Wyatt: Yeah, and we don't normally like that.

Meredith: That's right.

Wyatt: Because we, in fact, think there are 14 good songs and you should listen to all 14.

Meredith: Absolutely.

Wyatt: And unless you listen to all 14 songs on the CD, you're missing an opportunity to expand your mind and develop an understanding that you didn't otherwise have.

Meredith: That's right.

Wyatt: So, we do have some of these little conflicts, because we think you should have a general education and we think you should learn something about life sciences and physical sciences and literature and whatnot. So, some of the things that we're going to study this semester are of a different culture than ours.

Meredith: That's right. And we may never be able to come together.

Wyatt: No, and we may not want to.

Meredith: Right.

Wyatt: But we still have a lot that we can explore with them. In addition to who we'll be visiting with this semester, we, and we would encourage our listeners, to be constantly on the lookout for what's happening because the world just keeps changing. You mentioned…as you were talking about wood, I went down and visited a cabinet shop.

Meredith: Right.

Wyatt: That's not the cabinet shop that my uncle.

Meredith: No.

Wyatt: My uncle cut boards and put them together into cabinets. The cabinet shop I visited? I don't think they cut a single board. They put the boards on a machine and the computer flipped them all over the place.

Meredith: Right.

Wyatt: Tagged them and everything. It's just a different world.

Meredith: It is.

Wyatt: And our world is changing.

Meredith: It is.

Wyatt: And to preserve what we love and to embrace what we should and to resist what we think is not helpful, we need to fully, completely understand what they're doing.

Meredith: That's right.

Wyatt: That's critical. That's really important.
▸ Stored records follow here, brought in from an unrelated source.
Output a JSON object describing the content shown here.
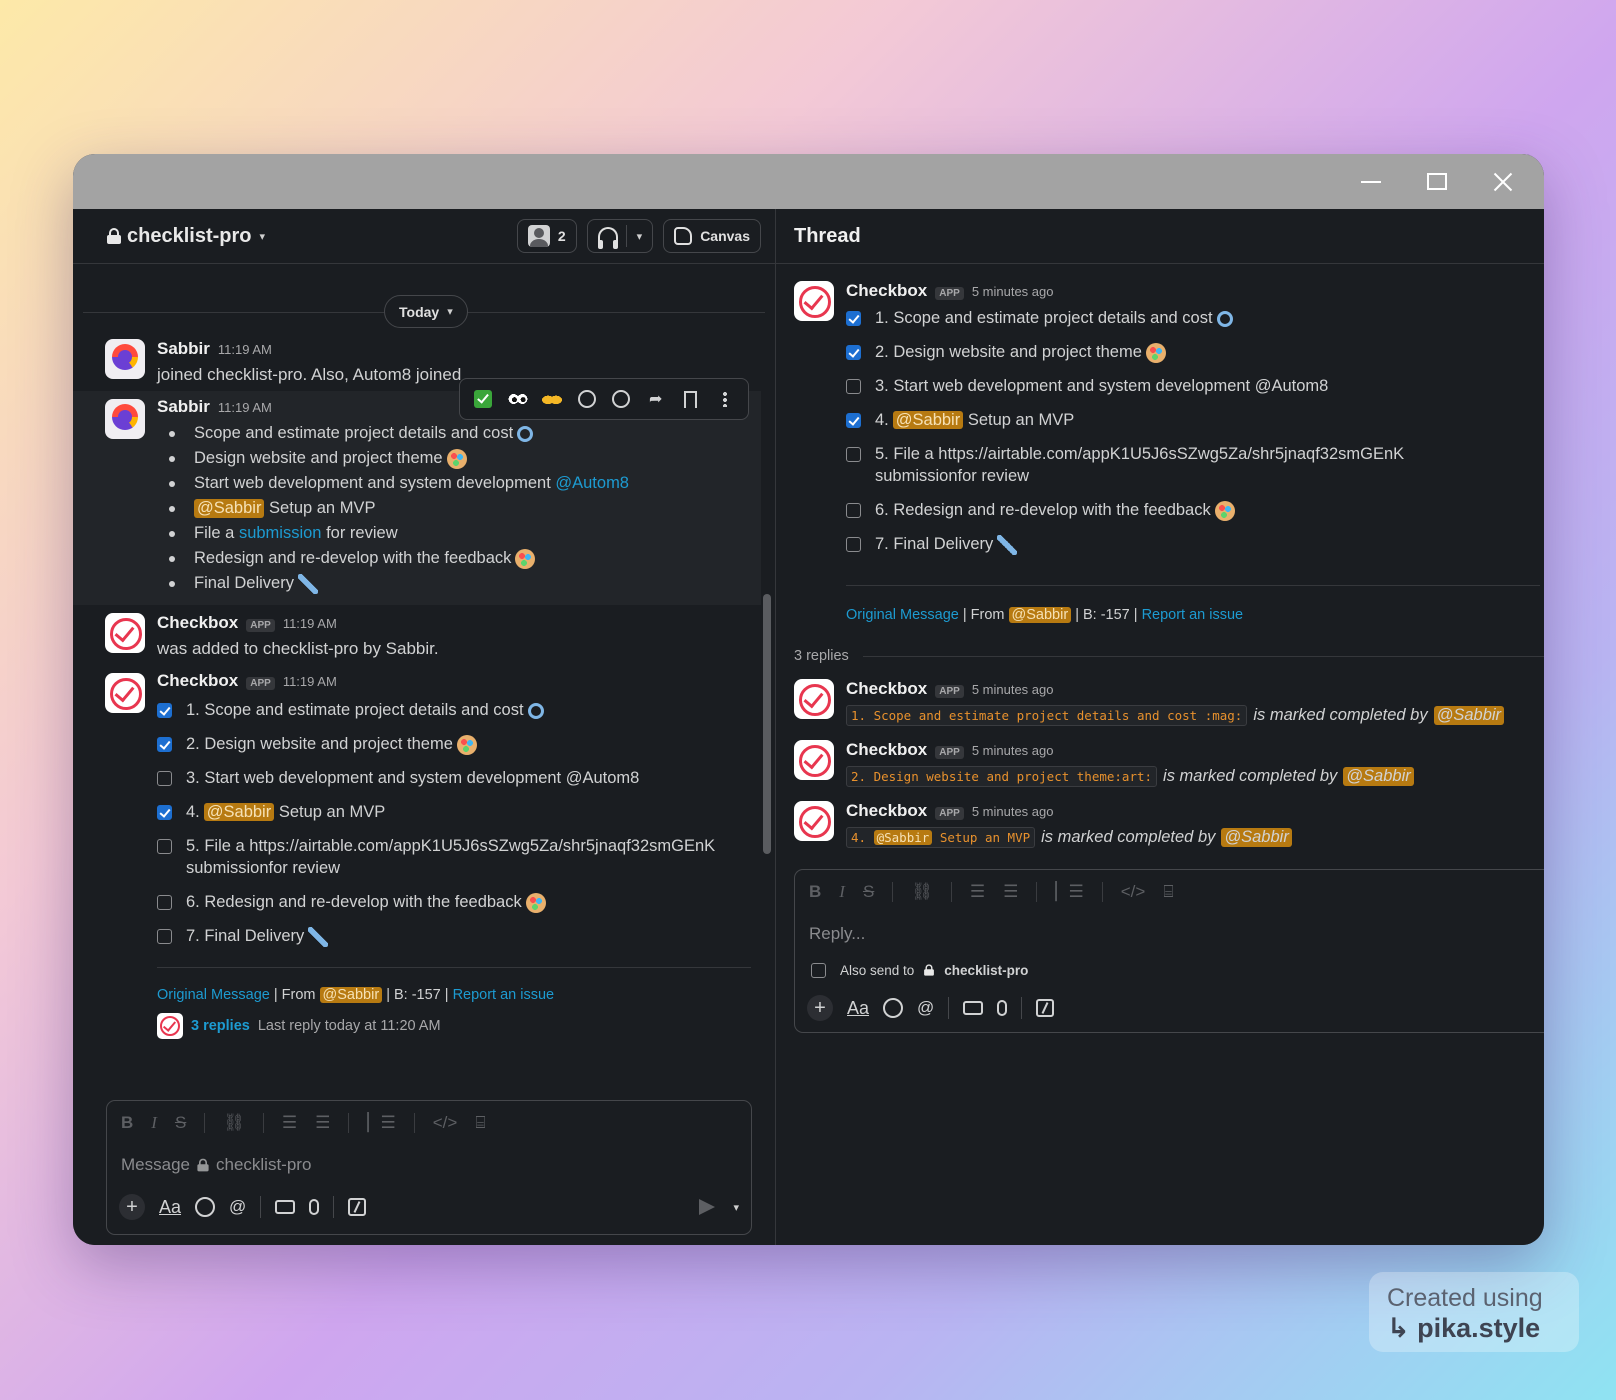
{
  "window": {
    "controls": [
      "minimize",
      "maximize",
      "close"
    ]
  },
  "channel": {
    "name": "checklist-pro",
    "member_count": "2",
    "canvas_label": "Canvas",
    "today_label": "Today"
  },
  "messages": {
    "m1": {
      "author": "Sabbir",
      "time": "11:19 AM",
      "text": "joined checklist-pro. Also, Autom8 joined"
    },
    "m2": {
      "author": "Sabbir",
      "time": "11:19 AM",
      "b1": "Scope and estimate project details and cost",
      "b2": "Design website and project theme",
      "b3": "Start web development and system development",
      "b3_mention": "@Autom8",
      "b4_mention": "@Sabbir",
      "b4": "Setup an MVP",
      "b5_pre": "File a",
      "b5_link": "submission",
      "b5_post": "for review",
      "b6": "Redesign and re-develop with the feedback",
      "b7": "Final Delivery"
    },
    "m3": {
      "author": "Checkbox",
      "badge": "APP",
      "time": "11:19 AM",
      "text": "was added to checklist-pro by Sabbir."
    },
    "m4": {
      "author": "Checkbox",
      "badge": "APP",
      "time": "11:19 AM",
      "items": {
        "i1": "1. Scope and estimate project details and cost",
        "i2": "2. Design website and project theme",
        "i3": "3. Start web development and system development @Autom8",
        "i4_num": "4.",
        "i4_mention": "@Sabbir",
        "i4": "Setup an MVP",
        "i5a": "5. File a https://airtable.com/appK1U5J6sSZwg5Za/shr5jnaqf32smGEnK",
        "i5b": "submissionfor review",
        "i6": "6. Redesign and re-develop with the feedback",
        "i7": "7. Final Delivery"
      },
      "checked": [
        true,
        true,
        false,
        true,
        false,
        false,
        false
      ],
      "footer": {
        "original": "Original Message",
        "from": "| From",
        "mention": "@Sabbir",
        "b": "| B: -157 |",
        "report": "Report an issue"
      },
      "replies": "3 replies",
      "last_reply": "Last reply today at 11:20 AM"
    }
  },
  "composer": {
    "placeholder": "Message",
    "channel": "checklist-pro",
    "aa": "Aa"
  },
  "thread": {
    "title": "Thread",
    "root": {
      "author": "Checkbox",
      "badge": "APP",
      "time": "5 minutes ago"
    },
    "reply_count": "3 replies",
    "replies": [
      {
        "author": "Checkbox",
        "badge": "APP",
        "time": "5 minutes ago",
        "code": "1. Scope and estimate project details and cost :mag:",
        "text": "is marked completed by",
        "mention": "@Sabbir"
      },
      {
        "author": "Checkbox",
        "badge": "APP",
        "time": "5 minutes ago",
        "code": "2. Design website and project theme:art:",
        "text": "is marked completed by",
        "mention": "@Sabbir"
      },
      {
        "author": "Checkbox",
        "badge": "APP",
        "time": "5 minutes ago",
        "code_pre": "4.",
        "code_mention": "@Sabbir",
        "code": "Setup an MVP",
        "text": "is marked completed by",
        "mention": "@Sabbir"
      }
    ],
    "reply_placeholder": "Reply...",
    "also_send": "Also send to",
    "also_send_channel": "checklist-pro"
  },
  "watermark": {
    "line1": "Created using",
    "line2": "pika.style"
  }
}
We need to understand what everyone in our space is doing so that we can be better and have better outcomes for all of our students.

Meredith: I'm looking forward to it.

Wyatt: It will be fun.

Meredith: You've been listening to Solutions for Higher Education, a podcast featuring Scott L Wyatt, the president of Southern Utah University. We'll be back soon with another podcast and we're looking forward to the Spring 2021 series. Thanks for joining us, bye bye.